=== Problem description ===
Among the lines of the data, copy those that hold "title".

=== Source material ===
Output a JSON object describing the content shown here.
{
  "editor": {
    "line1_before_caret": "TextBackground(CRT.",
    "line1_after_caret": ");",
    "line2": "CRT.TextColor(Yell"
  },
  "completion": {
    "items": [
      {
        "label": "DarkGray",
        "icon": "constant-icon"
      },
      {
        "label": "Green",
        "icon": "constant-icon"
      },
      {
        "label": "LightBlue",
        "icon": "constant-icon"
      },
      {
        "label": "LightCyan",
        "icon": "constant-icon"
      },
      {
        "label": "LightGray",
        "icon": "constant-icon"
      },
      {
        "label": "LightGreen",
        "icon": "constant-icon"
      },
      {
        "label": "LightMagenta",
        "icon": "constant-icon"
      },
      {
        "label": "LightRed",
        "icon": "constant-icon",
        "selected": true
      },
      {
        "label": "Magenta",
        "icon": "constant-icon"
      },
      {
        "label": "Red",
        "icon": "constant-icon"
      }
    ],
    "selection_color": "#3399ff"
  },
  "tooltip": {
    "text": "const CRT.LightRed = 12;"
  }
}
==
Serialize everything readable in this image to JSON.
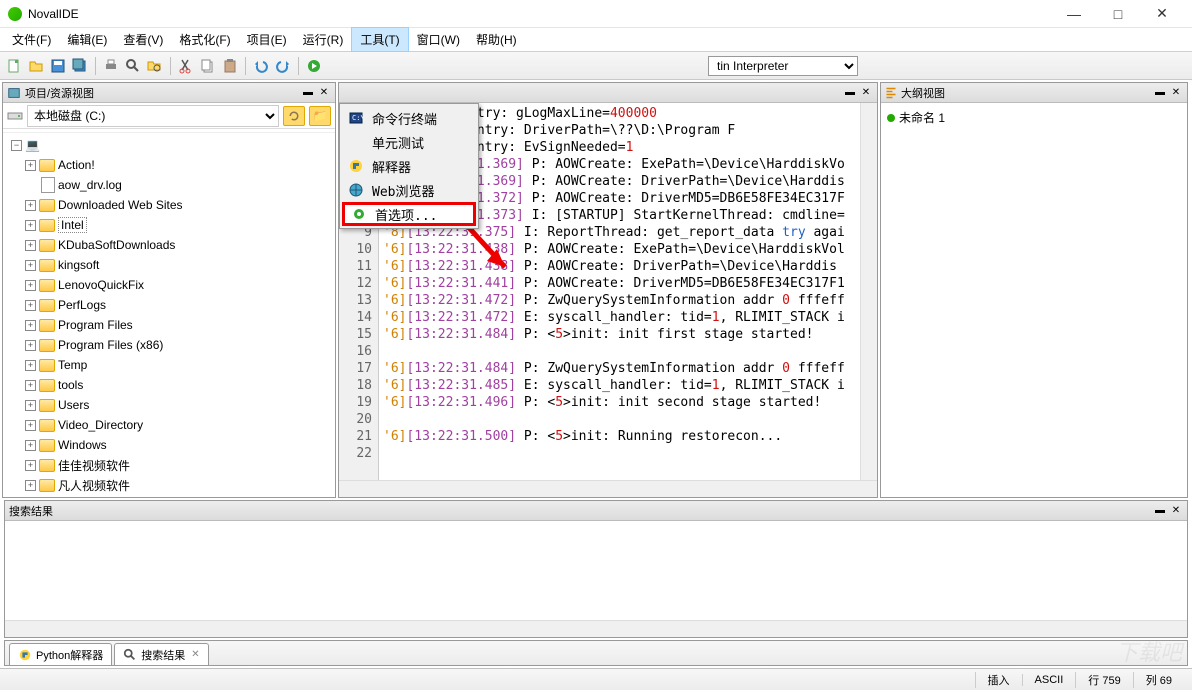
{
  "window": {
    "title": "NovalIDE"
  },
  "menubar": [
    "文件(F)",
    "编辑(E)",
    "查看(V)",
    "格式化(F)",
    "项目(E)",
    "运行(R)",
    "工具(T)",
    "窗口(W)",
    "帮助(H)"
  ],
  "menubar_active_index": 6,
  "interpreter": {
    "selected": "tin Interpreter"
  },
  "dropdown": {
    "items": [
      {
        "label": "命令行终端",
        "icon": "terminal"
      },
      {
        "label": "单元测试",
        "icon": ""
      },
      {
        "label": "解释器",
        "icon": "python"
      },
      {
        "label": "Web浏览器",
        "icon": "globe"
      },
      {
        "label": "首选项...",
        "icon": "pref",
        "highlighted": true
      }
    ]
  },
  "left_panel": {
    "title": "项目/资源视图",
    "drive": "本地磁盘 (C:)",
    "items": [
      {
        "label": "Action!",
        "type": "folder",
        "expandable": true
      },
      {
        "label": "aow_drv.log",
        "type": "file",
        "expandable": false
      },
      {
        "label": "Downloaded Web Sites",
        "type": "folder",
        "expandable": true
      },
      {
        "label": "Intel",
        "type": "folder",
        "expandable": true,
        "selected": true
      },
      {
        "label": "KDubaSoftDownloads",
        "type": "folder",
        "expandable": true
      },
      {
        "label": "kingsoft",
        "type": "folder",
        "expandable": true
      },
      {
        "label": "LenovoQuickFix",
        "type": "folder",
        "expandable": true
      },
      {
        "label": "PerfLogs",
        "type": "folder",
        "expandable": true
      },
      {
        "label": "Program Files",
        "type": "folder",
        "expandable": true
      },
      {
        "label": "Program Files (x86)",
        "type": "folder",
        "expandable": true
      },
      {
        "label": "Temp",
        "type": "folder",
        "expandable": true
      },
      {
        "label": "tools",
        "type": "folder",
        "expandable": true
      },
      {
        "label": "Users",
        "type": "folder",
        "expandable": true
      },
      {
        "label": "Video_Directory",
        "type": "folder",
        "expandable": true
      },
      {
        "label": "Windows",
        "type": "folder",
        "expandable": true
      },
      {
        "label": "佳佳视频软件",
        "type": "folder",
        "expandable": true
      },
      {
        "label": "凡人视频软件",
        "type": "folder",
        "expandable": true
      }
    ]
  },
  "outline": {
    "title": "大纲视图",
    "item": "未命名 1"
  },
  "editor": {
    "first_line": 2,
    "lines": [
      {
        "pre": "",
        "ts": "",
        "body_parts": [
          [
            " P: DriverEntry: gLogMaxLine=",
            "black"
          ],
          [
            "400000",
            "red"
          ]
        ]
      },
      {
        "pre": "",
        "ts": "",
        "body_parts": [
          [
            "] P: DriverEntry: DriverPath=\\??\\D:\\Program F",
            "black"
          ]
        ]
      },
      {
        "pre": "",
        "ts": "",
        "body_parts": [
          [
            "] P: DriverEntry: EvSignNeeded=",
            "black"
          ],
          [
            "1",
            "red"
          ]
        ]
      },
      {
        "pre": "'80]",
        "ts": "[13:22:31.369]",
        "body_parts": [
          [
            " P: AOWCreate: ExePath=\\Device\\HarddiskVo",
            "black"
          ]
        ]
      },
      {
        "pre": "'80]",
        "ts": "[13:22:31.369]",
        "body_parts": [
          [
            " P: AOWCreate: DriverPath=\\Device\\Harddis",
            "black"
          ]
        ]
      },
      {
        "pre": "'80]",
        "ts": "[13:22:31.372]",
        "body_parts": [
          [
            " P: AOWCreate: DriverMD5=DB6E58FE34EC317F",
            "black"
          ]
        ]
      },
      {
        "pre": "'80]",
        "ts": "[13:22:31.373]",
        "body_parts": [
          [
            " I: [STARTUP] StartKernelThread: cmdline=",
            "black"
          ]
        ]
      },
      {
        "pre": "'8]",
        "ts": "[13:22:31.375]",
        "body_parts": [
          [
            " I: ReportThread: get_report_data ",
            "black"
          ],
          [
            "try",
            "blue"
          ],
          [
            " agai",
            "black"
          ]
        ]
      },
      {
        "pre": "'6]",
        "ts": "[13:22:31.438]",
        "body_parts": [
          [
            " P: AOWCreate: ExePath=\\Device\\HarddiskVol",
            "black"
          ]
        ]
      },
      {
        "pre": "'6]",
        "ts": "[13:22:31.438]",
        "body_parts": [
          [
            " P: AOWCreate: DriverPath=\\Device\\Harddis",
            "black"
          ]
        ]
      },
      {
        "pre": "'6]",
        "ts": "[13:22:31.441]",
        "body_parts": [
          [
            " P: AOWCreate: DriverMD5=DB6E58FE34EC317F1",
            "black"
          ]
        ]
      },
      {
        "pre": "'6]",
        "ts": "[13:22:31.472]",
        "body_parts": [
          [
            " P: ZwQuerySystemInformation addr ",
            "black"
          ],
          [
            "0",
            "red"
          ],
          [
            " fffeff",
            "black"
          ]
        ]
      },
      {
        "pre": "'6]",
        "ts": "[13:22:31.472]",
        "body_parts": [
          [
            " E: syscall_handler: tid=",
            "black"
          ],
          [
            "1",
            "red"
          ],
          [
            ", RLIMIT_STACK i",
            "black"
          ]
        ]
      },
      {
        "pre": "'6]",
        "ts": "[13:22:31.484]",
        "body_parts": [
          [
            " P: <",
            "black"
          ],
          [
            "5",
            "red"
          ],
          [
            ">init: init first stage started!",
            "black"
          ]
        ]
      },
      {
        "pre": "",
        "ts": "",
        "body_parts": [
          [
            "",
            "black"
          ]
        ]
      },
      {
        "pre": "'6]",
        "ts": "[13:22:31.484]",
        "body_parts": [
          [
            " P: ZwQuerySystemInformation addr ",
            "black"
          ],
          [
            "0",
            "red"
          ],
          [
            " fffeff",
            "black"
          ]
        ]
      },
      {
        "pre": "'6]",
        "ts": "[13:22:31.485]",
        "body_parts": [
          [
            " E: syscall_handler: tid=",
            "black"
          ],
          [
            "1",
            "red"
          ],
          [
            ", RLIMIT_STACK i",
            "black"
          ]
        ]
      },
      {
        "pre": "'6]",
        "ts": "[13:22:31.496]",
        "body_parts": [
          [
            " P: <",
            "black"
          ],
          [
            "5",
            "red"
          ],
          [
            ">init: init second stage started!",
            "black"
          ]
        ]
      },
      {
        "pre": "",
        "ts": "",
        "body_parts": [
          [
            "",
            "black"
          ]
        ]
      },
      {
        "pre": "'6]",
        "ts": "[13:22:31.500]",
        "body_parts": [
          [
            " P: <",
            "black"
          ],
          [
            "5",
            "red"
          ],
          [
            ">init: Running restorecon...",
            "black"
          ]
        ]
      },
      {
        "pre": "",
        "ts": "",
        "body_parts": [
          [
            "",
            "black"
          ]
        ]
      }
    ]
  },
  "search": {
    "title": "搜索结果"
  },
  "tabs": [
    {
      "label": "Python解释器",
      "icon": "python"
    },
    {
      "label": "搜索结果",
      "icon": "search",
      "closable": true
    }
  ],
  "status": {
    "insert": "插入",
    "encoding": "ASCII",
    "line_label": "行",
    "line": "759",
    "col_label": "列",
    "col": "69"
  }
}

=== Solution below ===
    "title": "NovalIDE"
    "title": "项目/资源视图",
    "title": "大纲视图",
    "title": "搜索结果"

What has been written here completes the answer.